PROBLEM TO SOLVE:
Your answer must be the records, copied with no change.
-------- DATA PROVIDED
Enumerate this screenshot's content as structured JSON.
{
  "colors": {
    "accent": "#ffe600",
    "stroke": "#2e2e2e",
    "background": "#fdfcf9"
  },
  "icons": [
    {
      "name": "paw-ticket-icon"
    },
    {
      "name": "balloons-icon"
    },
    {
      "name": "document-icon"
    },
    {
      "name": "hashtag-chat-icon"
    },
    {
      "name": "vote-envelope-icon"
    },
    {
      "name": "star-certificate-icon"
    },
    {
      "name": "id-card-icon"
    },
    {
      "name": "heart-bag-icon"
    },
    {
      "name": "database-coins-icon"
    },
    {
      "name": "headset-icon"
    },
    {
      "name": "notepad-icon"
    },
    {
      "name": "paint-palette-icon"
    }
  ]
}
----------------
SOLUTION TO THE EXERCISE:
Enumerate this screenshot's content as structured JSON.
{
  "colors": {
    "accent": "#ffe600",
    "stroke": "#2e2e2e",
    "background": "#fdfcf9"
  },
  "icons": [
    {
      "name": "paw-ticket-icon"
    },
    {
      "name": "balloons-icon"
    },
    {
      "name": "document-icon"
    },
    {
      "name": "hashtag-chat-icon"
    },
    {
      "name": "vote-envelope-icon"
    },
    {
      "name": "star-certificate-icon"
    },
    {
      "name": "id-card-icon"
    },
    {
      "name": "heart-bag-icon"
    },
    {
      "name": "database-coins-icon"
    },
    {
      "name": "headset-icon"
    },
    {
      "name": "notepad-icon"
    },
    {
      "name": "paint-palette-icon"
    }
  ]
}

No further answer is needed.